Hardly a day goes by without a newspaper or TV report warning about pandemic influenza – new cases, dead birds, a government plan, insufficient resources. Is the threat real? Is the issue being hyped by government or the media? Is this scare-mongering of the weapons of mass destruction, smallpox, Code Red, explosives-in-every-sneaker sort? No. The threat of pandemic flu is real and the warnings are warranted.
As has been described often and in detail, the threat of pandemic flu involves a new virus (the H5N1 strain) with a totally unprotected human population. It’s a virus that spreads easily among birds, has spread quickly across countries and continents, kills often when it infects people, and mutates constantly, permitting it to develop new characteristics. When such a mutation permits the virus to spread efficiently from person to person, we will have the basis for a pandemic as has occurred with other new influenza strains regularly and periodically for hundreds of years.
Understanding this threat and the nature and likelihood of its occurrence are important for government leaders, health professionals and the news media, but also for the public at large. No one knows when a pandemic will begin, but we would be unwise to ignore the warning signs and shun preparation and planning for it.
Explaining the biologic and epidemiologic facts as we know them is relatively straightforward. Conveying the “risk,” the likelihood of the events and severity, and the appropriate attitude to bring to this problem, is much more complex. We already have plenty to worry about, and we are all reluctant to add a heaping spoonful of health threat to our already overflowing plates of existing health, financial, familial, political and social concerns.
So how might such risks best be communicated? How might government officials, the scientific community and the news media do this most effectively?
There has been a lot written on risk communication.
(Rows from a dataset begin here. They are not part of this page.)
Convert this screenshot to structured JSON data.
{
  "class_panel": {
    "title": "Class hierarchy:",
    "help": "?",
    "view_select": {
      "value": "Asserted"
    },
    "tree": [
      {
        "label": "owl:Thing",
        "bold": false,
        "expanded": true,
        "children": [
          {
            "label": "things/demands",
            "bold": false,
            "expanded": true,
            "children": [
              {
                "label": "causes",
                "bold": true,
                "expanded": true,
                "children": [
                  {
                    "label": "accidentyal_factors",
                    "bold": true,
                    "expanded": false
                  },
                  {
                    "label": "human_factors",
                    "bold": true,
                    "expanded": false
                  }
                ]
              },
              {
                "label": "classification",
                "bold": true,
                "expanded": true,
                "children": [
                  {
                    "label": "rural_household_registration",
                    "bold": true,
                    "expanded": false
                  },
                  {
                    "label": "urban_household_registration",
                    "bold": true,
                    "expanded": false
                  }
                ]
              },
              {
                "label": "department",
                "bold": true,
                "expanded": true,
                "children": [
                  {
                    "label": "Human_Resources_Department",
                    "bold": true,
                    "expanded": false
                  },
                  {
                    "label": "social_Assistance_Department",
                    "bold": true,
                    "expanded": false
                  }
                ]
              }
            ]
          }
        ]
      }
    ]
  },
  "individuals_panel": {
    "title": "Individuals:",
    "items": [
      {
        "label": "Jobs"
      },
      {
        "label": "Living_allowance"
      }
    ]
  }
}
Some of what I offer comes from my association with a professional risk communicator, Peter Sandman. We are in the stage of what Sandman refers to as “precautionary advocacy” but might be better expressed as “watch out!” – alerting people to serious hazards when they lack interest.
Many of the principles of risk communication are being followed: don’t over-reassure, acknowledge uncertainty and tell people what to expect. Others either are inappropriate at this stage (“don’t downplay the public’s emotions”) or are hard to make practical (“offer people things to do” – the duct tape and extra batteries plan).
Admittedly, at this stage we don’t have a good set of steps to recommend beyond the obvious and familiar: Get your routine, annual flu immunization. But some of Sandman's principles are valid and desirable throughout the period of threat: Let people choose their own actions; be explicit about changes in opinion, prediction or policy; and aim for total candor and transparency.
In a public health crisis, communicating the risks and the remedies to the public is a governmental responsibility, but one that is shared by the news media – the Fourth Estate. We are in a period of potential risk for pandemic flu and these institutions are doing their job and largely doing it well.
When pandemic influenza becomes reality, be it tomorrow or in 10 years, such communication will be even more vital and complicated. But we will have been badly served and sorely vexed if the warnings of what may be coming were not conveyed as the information was available.
Copyright © 2006 by the Atlanta Journal-Constitution
I had a couple of reactions to this op-ed that I emailed to Jeff. I have posted excerpts from my email and his response on this site.